- Research Methods &
- Research Training
- Research Into
|Title||Clinical management of skin and soft tissue infections in the U.S. Emergency Departments.|
|Publication Type||Journal Article|
|Year of Publication||2014|
|Authors||Mistry RD, Shapiro DJ, Goyal MK, Zaoutis TE, Gerber JS, Liu C, Hersh AL|
|Journal||West J Emerg Med|
|Date Published||2014 Jul|
|Keywords||Anti-Bacterial Agents, Community-Acquired Infections, Cross-Sectional Studies, Emergency Service, Hospital, Humans, Methicillin-Resistant Staphylococcus aureus, Practice Patterns, Physicians', Skin Diseases, Infectious, Soft Tissue Infections, Staphylococcal Skin Infections, United States|
INTRODUCTION: Community-associated methicillin resistant Staphylococcus aureus (CA-MRSA) has emerged as the most common cause of skin and soft-tissue infections (SSTI) in the United States. A nearly three-fold increase in SSTI visit rates had been documented in the nation's emergency departments (ED). The objective of this study was to determine characteristics associated with ED performance of incision and drainage (I+D) and use of adjuvant antibiotics in the management of skin and soft tissue infections (SSTI).
METHODS: Cross-sectional study of the National Hospital Ambulatory Medical Care Survey, a nationally representative database of ED visits from 2007-09. Demographics, rates of I+D, and adjuvant antibiotic therapy were described. We used multivariable regression to identify factors independently associated with use of I+D and adjuvant antibiotics.
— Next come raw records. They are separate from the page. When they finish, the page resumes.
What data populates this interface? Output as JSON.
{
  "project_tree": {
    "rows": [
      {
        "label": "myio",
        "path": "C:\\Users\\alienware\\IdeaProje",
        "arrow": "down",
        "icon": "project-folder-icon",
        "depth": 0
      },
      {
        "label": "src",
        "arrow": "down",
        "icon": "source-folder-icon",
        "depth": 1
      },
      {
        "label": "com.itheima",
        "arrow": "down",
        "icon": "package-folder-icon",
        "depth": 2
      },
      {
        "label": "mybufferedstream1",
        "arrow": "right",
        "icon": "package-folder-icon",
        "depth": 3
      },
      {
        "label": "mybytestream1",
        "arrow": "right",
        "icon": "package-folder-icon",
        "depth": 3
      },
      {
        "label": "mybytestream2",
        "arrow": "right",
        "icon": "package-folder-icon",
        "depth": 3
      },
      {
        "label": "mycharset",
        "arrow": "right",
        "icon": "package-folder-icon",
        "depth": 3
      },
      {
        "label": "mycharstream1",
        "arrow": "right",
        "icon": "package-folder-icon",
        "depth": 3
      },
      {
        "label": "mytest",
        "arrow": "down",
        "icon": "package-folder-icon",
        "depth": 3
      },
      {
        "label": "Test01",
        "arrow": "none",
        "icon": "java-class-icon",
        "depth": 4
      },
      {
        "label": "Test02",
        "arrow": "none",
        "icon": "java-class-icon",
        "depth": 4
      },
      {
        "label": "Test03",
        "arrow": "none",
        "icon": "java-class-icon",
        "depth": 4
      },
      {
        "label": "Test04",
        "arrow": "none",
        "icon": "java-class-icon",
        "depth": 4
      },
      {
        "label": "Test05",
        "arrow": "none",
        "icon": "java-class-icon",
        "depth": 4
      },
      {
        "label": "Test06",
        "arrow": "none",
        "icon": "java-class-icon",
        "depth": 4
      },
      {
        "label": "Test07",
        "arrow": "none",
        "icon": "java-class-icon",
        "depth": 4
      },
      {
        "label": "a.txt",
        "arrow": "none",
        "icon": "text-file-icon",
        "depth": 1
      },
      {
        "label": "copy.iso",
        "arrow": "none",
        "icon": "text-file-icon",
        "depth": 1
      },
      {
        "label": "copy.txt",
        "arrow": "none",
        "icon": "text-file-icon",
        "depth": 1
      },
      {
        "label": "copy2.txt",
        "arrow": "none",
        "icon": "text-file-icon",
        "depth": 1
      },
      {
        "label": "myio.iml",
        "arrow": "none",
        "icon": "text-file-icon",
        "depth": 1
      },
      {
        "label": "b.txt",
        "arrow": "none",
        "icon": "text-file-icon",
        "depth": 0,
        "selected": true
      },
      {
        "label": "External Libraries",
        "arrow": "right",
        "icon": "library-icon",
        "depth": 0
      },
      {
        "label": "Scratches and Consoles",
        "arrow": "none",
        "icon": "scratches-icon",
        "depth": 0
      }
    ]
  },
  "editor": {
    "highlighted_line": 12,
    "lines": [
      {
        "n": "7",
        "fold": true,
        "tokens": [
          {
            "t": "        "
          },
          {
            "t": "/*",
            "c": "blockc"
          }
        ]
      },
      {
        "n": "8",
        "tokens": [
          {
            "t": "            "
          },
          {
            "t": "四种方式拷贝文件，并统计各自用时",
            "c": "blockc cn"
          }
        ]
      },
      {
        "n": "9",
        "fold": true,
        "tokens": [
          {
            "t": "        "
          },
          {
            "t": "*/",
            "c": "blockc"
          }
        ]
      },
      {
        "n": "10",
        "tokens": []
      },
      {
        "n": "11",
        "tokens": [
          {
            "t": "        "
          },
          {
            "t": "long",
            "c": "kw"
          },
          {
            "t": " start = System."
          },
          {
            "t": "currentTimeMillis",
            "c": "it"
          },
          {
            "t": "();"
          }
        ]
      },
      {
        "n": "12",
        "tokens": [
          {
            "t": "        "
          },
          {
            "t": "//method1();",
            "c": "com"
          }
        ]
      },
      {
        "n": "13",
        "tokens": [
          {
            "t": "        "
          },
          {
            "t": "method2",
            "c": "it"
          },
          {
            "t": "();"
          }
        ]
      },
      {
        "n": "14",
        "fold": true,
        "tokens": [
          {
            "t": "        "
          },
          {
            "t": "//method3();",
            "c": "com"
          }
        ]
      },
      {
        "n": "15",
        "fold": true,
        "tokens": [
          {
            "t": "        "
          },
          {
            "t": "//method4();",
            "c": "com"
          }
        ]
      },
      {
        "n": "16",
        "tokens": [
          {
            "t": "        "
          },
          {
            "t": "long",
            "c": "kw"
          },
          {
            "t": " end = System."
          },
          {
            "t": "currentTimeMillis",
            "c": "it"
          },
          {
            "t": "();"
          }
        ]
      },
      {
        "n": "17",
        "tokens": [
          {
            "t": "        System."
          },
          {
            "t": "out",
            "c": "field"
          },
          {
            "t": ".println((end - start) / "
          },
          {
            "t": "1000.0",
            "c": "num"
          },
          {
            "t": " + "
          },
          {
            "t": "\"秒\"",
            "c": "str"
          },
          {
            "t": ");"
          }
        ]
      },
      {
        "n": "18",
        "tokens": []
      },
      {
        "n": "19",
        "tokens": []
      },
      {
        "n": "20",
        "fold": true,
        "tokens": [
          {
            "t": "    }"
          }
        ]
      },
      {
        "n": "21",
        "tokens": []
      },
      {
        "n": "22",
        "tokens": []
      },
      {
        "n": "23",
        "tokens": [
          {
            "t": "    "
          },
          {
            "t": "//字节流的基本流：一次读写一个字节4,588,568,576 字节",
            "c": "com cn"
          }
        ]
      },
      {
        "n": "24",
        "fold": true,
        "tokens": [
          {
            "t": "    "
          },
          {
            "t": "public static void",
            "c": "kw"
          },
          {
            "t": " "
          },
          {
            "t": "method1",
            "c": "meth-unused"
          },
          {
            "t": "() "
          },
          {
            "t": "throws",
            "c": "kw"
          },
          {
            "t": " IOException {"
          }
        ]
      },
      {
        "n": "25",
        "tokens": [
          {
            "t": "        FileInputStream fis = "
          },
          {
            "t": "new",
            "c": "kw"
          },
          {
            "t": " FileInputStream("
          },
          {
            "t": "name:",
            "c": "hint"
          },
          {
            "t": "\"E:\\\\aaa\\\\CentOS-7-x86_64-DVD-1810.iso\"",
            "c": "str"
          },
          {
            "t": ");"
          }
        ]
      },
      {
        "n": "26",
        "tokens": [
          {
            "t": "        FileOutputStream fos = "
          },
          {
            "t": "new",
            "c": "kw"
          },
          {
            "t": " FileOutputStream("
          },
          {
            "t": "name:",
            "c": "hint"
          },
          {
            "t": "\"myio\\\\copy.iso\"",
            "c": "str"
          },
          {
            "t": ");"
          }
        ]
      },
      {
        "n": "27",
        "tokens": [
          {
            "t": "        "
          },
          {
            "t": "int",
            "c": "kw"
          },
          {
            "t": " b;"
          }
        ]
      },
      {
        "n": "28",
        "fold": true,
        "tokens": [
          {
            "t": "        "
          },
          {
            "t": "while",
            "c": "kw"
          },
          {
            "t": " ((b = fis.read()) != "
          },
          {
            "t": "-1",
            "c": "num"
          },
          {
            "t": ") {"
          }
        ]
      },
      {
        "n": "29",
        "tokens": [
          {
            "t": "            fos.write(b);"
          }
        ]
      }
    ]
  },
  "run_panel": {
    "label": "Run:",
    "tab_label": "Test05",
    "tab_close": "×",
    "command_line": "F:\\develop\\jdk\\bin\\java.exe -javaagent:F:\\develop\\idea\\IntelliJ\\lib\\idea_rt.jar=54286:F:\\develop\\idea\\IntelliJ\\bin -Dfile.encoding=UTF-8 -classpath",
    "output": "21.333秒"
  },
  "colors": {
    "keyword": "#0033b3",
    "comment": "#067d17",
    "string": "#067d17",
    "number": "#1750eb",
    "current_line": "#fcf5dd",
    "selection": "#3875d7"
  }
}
RESULTS: An estimated 6.8 million (95% CI: 5.9-7.8) ED visits for SSTI were derived from 1,806 sampled visits; 17% were for children <18 years of age and most visits were in the South (49%). I+D was performed in 27% (95% CI 24-31) of visits, and was less common in subjects <18 years compared to adults 19-49 years (p<0.001), and more common in the South. Antibiotics were prescribed for 85% of SSTI; there was no relationship to performance of I+D (p=0.72). MRSA-active agents were more frequently prescribed after I+D compared to non-drained lesions (70% versus 56%, p<0.001). After multivariable adjustment, I+D was associated with presentation in the South (OR 2.36; 95% CI 1.52-3.65 compared with Northeast), followed by West (OR 2.13; 1.31-3.45), and Midwest (OR 1.96; 1.96-3.22).
CONCLUSION: Clinical management of most SSTIs in the U.S. involves adjuvant antibiotics, regardless of I+D. Although not necessarily indicated, CA-MRSA effective therapy is being used for drained SSTI.
|Alternate Journal||West J Emerg Med|
|PubMed Central ID||PMC4100857|